Instructions to follow: Among the lines below, count those that include "data", and state the count alone.

Record excerpts:
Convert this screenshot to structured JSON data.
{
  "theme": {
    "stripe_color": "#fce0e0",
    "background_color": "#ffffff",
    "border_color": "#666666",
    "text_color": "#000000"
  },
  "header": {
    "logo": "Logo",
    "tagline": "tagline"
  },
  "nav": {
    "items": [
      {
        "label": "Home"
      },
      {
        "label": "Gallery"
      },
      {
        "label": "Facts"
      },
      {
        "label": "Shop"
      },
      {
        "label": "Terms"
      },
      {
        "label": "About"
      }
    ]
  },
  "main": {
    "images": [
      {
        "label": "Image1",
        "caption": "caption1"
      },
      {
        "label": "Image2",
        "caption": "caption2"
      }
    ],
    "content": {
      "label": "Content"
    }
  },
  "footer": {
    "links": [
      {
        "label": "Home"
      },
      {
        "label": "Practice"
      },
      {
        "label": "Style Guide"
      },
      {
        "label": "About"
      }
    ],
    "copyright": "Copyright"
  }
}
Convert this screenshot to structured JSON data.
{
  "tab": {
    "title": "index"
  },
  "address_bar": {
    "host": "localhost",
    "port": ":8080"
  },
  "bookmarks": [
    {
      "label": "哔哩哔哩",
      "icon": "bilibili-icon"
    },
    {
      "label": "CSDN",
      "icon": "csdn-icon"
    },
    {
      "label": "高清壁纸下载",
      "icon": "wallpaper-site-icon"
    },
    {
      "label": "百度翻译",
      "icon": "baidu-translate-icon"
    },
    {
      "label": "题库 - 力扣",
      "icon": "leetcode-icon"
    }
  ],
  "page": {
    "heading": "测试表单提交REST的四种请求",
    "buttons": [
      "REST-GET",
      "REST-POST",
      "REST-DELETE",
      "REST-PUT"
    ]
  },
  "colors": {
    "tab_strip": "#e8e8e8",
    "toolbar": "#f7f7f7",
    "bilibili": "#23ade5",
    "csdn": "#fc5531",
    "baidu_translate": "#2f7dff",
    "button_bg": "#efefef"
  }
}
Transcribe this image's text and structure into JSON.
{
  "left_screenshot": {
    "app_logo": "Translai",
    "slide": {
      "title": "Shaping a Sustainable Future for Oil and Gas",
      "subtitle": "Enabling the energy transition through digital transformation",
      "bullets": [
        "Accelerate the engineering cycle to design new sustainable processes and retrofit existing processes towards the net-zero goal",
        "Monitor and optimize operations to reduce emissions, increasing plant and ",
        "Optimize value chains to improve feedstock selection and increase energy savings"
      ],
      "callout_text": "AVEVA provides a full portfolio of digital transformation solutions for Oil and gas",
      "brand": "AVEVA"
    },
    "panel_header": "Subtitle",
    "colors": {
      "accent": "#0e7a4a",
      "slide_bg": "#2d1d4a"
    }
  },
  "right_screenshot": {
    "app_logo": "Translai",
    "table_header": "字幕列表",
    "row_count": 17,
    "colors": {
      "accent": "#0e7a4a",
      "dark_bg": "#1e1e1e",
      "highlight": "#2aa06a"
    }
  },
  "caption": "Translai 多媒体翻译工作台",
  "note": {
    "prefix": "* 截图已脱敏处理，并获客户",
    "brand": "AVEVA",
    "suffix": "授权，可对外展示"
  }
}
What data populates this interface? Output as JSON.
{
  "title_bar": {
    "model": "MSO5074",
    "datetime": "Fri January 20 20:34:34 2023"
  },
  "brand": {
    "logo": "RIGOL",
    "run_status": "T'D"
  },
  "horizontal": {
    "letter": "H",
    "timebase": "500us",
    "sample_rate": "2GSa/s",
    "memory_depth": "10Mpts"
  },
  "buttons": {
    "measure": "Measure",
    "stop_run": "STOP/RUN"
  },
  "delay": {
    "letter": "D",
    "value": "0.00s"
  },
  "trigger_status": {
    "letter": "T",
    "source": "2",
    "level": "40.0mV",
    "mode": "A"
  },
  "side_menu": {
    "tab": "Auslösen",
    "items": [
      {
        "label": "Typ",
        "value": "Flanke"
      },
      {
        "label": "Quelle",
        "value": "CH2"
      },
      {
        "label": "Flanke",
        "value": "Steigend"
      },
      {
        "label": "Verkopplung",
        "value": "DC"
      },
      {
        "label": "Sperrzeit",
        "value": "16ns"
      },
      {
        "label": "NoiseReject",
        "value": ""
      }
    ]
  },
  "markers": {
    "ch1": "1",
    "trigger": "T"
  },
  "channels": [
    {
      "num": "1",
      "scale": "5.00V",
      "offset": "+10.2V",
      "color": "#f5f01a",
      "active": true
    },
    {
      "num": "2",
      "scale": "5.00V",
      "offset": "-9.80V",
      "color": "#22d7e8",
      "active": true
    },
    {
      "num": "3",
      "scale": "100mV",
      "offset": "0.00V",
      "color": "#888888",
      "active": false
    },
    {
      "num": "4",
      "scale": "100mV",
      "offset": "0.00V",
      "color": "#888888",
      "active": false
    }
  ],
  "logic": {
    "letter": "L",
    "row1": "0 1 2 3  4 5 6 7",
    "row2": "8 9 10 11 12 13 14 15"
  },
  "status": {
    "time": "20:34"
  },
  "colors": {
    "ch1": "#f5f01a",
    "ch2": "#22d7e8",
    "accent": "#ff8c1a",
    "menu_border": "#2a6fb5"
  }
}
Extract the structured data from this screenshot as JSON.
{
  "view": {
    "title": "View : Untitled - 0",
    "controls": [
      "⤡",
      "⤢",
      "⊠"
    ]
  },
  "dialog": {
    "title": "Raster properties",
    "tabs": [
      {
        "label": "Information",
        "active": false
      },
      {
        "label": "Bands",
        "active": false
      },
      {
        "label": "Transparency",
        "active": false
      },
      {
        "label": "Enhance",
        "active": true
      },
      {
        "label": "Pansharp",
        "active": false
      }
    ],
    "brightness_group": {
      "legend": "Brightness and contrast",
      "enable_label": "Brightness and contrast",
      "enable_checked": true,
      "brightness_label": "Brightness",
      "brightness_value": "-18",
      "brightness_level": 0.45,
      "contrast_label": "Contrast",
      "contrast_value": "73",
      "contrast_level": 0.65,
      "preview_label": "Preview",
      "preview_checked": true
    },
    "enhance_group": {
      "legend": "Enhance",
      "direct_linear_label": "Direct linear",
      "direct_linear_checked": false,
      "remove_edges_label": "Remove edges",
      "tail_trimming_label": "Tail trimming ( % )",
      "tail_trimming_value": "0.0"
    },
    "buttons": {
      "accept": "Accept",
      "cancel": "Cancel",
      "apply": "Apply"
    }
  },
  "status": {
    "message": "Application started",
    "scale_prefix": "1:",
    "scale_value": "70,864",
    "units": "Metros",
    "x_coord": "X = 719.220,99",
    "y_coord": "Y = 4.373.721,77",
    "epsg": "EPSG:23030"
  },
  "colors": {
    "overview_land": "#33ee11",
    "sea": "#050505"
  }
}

Solved exercise: 4